┌────────
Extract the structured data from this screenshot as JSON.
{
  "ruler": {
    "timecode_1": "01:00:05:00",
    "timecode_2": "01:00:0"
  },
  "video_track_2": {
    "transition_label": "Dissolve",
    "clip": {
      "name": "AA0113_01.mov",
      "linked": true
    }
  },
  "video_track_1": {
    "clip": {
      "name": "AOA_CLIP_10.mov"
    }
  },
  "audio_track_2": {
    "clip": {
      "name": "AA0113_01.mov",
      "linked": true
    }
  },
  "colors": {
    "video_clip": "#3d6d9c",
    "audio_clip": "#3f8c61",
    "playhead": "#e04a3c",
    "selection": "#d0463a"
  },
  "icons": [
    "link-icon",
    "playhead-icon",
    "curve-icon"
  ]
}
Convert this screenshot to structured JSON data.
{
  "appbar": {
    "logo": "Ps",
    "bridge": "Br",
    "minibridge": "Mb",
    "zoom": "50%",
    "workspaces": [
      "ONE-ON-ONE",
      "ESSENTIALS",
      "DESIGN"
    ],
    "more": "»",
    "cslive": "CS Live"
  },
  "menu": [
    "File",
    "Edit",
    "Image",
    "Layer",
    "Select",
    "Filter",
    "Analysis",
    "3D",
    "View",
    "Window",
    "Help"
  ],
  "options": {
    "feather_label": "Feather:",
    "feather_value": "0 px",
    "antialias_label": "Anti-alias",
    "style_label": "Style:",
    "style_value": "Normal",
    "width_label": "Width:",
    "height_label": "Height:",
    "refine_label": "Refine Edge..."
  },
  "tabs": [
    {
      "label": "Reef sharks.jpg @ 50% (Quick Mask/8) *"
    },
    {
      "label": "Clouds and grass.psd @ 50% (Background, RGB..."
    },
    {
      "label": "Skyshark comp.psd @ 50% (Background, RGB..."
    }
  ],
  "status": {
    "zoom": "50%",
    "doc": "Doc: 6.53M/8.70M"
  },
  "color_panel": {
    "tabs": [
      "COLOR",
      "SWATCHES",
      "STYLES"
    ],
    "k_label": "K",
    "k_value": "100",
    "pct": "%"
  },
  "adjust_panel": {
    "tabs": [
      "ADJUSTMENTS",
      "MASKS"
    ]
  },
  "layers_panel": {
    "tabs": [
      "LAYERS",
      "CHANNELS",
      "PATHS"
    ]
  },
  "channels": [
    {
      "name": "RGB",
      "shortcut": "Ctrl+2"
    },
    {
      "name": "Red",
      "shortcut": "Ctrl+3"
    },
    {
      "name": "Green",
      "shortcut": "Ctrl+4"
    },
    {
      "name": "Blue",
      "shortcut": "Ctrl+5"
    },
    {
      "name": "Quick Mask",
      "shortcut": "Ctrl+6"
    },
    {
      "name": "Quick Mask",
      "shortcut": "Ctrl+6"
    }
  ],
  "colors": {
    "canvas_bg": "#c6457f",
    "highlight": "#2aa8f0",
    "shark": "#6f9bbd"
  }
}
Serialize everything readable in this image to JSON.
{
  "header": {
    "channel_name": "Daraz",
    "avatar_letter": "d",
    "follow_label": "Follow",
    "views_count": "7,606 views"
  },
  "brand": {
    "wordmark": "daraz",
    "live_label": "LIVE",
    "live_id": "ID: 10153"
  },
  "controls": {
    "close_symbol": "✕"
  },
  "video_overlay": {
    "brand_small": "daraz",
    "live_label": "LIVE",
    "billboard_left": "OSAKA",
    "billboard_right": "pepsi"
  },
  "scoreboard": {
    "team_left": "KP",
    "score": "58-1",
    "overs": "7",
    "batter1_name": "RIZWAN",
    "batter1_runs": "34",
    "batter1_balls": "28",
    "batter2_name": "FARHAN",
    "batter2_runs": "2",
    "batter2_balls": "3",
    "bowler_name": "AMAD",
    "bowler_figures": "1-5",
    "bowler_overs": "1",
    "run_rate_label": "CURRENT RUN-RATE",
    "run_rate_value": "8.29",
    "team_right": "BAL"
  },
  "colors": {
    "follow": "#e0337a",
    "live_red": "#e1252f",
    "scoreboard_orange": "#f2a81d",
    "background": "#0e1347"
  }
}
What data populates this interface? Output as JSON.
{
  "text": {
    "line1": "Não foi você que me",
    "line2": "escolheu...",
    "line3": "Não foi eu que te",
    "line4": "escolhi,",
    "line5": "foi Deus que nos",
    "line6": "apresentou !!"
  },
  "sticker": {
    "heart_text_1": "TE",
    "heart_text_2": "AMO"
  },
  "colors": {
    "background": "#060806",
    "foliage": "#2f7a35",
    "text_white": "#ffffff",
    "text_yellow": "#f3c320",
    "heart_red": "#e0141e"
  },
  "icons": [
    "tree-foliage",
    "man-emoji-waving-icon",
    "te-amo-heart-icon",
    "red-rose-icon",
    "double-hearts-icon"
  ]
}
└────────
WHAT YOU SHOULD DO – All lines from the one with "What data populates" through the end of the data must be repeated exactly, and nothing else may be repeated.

RESULT FOR THIS TASK –
What data populates this interface? Output as JSON.
{
  "text": {
    "line1": "Não foi você que me",
    "line2": "escolheu...",
    "line3": "Não foi eu que te",
    "line4": "escolhi,",
    "line5": "foi Deus que nos",
    "line6": "apresentou !!"
  },
  "sticker": {
    "heart_text_1": "TE",
    "heart_text_2": "AMO"
  },
  "colors": {
    "background": "#060806",
    "foliage": "#2f7a35",
    "text_white": "#ffffff",
    "text_yellow": "#f3c320",
    "heart_red": "#e0141e"
  },
  "icons": [
    "tree-foliage",
    "man-emoji-waving-icon",
    "te-amo-heart-icon",
    "red-rose-icon",
    "double-hearts-icon"
  ]
}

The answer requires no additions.